> _Data records_:
|---|

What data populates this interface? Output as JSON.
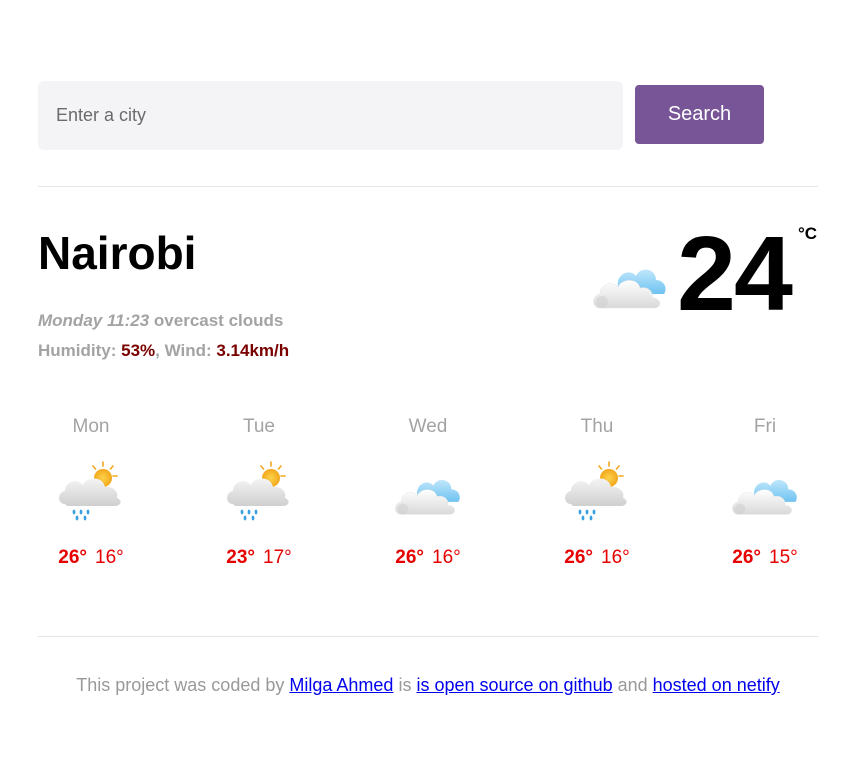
{
  "search": {
    "placeholder": "Enter a city",
    "value": "",
    "button_label": "Search",
    "button_color": "#775596"
  },
  "current": {
    "city": "Nairobi",
    "day_time": "Monday 11:23",
    "description": "overcast clouds",
    "humidity_label": "Humidity: ",
    "humidity_value": "53%",
    "wind_label": ", Wind: ",
    "wind_value": "3.14km/h",
    "temperature": "24",
    "unit": "°C",
    "icon": "overcast-clouds-icon"
  },
  "forecast": [
    {
      "day": "Mon",
      "max": "26°",
      "min": "16°",
      "icon": "rain-sun-cloud-icon"
    },
    {
      "day": "Tue",
      "max": "23°",
      "min": "17°",
      "icon": "rain-sun-cloud-icon"
    },
    {
      "day": "Wed",
      "max": "26°",
      "min": "16°",
      "icon": "overcast-clouds-icon"
    },
    {
      "day": "Thu",
      "max": "26°",
      "min": "16°",
      "icon": "rain-sun-cloud-icon"
    },
    {
      "day": "Fri",
      "max": "26°",
      "min": "15°",
      "icon": "overcast-clouds-icon"
    }
  ],
  "footer": {
    "text_1": "This project was coded by ",
    "author_link": "Milga Ahmed",
    "text_2": " is ",
    "github_link": "is open source on github",
    "text_3": " and ",
    "hosting_link": "hosted on netify"
  },
  "colors": {
    "accent": "#775596",
    "temp_red": "#e60000",
    "detail_value": "#7a0000",
    "muted": "#a3a3a3"
  }
}
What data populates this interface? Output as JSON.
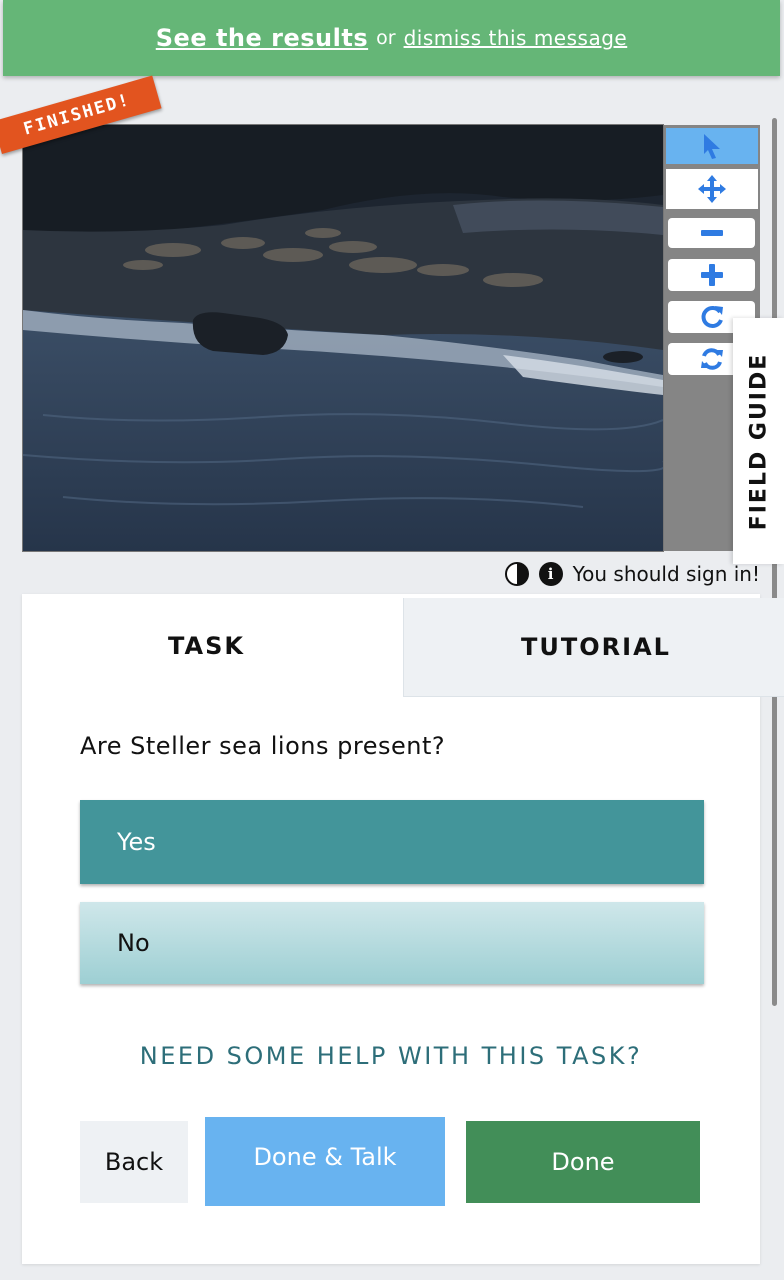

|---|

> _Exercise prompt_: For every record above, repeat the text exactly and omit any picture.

> _Solved problem_:
What data populates this interface? Output as JSON.
{
  "search": {
    "placeholder": "Enter a city",
    "value": "",
    "button_label": "Search",
    "button_color": "#775596"
  },
  "current": {
    "city": "Nairobi",
    "day_time": "Monday 11:23",
    "description": "overcast clouds",
    "humidity_label": "Humidity: ",
    "humidity_value": "53%",
    "wind_label": ", Wind: ",
    "wind_value": "3.14km/h",
    "temperature": "24",
    "unit": "°C",
    "icon": "overcast-clouds-icon"
  },
  "forecast": [
    {
      "day": "Mon",
      "max": "26°",
      "min": "16°",
      "icon": "rain-sun-cloud-icon"
    },
    {
      "day": "Tue",
      "max": "23°",
      "min": "17°",
      "icon": "rain-sun-cloud-icon"
    },
    {
      "day": "Wed",
      "max": "26°",
      "min": "16°",
      "icon": "overcast-clouds-icon"
    },
    {
      "day": "Thu",
      "max": "26°",
      "min": "16°",
      "icon": "rain-sun-cloud-icon"
    },
    {
      "day": "Fri",
      "max": "26°",
      "min": "15°",
      "icon": "overcast-clouds-icon"
    }
  ],
  "footer": {
    "text_1": "This project was coded by ",
    "author_link": "Milga Ahmed",
    "text_2": " is ",
    "github_link": "is open source on github",
    "text_3": " and ",
    "hosting_link": "hosted on netify"
  },
  "colors": {
    "accent": "#775596",
    "temp_red": "#e60000",
    "detail_value": "#7a0000",
    "muted": "#a3a3a3"
  }
}
What data populates this interface? Output as JSON.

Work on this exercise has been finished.